● **What you are asked to do**
Go through the data below. Pull out every line that has the word "title".

[Dataset rows for apps and sites]
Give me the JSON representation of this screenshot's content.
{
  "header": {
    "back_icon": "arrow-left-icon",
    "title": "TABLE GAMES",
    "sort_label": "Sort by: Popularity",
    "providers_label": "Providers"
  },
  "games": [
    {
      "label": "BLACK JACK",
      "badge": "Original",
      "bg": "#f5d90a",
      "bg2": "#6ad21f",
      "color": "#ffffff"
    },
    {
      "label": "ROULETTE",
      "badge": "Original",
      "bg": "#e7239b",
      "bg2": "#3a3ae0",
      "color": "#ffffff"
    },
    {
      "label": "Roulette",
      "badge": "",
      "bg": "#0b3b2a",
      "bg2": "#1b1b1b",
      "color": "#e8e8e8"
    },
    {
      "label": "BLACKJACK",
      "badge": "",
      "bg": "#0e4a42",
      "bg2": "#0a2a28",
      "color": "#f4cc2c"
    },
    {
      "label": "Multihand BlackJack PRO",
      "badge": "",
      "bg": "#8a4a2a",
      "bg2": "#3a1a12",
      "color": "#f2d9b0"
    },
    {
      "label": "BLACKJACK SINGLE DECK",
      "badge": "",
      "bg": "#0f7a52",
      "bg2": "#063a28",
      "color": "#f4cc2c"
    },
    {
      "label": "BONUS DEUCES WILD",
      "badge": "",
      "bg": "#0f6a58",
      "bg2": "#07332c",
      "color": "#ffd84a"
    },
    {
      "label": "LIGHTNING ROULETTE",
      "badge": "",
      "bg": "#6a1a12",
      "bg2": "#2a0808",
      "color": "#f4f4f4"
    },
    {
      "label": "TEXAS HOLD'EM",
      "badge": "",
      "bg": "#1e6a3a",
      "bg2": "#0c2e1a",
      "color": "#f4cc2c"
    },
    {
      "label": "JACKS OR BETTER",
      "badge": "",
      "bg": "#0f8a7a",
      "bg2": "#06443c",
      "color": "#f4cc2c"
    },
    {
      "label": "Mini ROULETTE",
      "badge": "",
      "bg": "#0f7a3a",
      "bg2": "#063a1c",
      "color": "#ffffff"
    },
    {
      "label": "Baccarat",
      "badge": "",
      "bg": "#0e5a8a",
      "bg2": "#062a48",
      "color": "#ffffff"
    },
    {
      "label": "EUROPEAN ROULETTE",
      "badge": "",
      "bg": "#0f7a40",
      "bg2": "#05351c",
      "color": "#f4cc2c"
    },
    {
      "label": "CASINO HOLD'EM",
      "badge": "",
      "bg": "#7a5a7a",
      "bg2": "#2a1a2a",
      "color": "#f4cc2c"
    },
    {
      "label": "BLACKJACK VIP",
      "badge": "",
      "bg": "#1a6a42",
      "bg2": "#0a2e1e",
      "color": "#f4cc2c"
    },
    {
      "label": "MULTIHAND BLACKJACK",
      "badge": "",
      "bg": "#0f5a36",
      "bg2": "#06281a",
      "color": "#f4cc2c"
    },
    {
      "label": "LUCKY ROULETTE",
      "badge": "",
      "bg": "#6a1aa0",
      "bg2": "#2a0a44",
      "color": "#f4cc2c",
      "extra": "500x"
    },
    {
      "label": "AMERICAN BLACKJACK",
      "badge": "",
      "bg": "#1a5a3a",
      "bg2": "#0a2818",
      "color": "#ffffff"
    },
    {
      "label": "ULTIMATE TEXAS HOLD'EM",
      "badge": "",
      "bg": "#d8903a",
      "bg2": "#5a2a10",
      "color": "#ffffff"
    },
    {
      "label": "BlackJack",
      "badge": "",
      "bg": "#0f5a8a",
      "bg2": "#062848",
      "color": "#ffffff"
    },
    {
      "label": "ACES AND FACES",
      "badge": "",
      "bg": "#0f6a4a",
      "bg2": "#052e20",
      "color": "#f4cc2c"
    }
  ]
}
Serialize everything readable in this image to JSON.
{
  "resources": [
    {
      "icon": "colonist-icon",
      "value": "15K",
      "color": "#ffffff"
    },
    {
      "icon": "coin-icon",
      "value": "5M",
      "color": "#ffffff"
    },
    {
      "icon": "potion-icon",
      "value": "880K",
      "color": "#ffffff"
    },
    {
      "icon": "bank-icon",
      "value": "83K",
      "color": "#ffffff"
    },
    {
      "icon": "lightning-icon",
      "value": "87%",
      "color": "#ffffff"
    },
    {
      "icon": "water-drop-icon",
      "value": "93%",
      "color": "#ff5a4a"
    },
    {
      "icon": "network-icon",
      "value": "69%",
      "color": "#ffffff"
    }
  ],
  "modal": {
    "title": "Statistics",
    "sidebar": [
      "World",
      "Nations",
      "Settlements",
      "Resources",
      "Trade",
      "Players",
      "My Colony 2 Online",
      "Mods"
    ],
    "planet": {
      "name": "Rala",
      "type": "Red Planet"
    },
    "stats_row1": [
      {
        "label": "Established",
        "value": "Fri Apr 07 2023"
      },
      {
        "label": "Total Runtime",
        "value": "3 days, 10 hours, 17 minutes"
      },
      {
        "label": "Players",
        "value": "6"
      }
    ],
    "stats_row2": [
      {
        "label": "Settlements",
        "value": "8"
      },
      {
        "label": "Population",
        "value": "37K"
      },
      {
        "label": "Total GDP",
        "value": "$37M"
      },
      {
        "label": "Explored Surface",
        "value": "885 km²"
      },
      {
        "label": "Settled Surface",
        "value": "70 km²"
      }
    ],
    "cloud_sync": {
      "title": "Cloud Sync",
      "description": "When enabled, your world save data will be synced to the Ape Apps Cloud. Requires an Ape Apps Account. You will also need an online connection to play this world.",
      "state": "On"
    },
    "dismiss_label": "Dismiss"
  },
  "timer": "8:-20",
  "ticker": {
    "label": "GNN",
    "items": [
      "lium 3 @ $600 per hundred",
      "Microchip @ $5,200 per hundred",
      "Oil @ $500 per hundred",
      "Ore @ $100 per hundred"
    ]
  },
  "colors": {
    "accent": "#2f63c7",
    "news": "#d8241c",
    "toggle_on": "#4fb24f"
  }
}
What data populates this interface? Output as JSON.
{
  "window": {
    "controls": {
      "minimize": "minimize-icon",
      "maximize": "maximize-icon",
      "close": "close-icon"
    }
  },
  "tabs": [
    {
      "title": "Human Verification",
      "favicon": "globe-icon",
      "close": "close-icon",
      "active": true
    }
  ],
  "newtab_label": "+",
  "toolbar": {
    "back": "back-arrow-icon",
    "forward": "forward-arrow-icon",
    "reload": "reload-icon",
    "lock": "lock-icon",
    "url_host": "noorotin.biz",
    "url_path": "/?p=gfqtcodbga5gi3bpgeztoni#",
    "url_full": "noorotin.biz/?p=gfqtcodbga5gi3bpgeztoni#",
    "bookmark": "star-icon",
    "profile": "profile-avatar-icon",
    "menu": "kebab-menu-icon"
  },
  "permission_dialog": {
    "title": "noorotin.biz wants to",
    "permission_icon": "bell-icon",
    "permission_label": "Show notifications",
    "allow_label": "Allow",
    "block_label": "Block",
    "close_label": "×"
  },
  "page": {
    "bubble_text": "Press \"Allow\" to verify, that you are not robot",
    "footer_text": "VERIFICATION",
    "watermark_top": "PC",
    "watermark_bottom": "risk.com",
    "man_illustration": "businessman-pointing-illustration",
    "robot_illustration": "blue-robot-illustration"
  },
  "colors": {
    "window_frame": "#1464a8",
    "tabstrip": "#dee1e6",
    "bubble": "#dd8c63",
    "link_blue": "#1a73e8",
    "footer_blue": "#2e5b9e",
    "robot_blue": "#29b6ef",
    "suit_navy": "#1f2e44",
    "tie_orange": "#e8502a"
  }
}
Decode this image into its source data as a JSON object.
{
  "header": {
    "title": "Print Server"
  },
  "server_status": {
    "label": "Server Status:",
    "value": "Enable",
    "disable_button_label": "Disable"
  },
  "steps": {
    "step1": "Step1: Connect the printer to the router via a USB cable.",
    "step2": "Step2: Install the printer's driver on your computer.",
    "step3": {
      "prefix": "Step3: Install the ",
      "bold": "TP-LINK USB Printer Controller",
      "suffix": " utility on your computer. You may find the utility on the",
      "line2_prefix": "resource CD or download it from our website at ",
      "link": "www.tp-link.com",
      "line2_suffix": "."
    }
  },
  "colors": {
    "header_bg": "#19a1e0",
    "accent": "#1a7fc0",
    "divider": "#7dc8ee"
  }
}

● **Answer space**
    "title": "TABLE GAMES",
    "title": "Statistics",
      "title": "Cloud Sync",
      "title": "Human Verification",
    "title": "noorotin.biz wants to",
    "title": "Print Server"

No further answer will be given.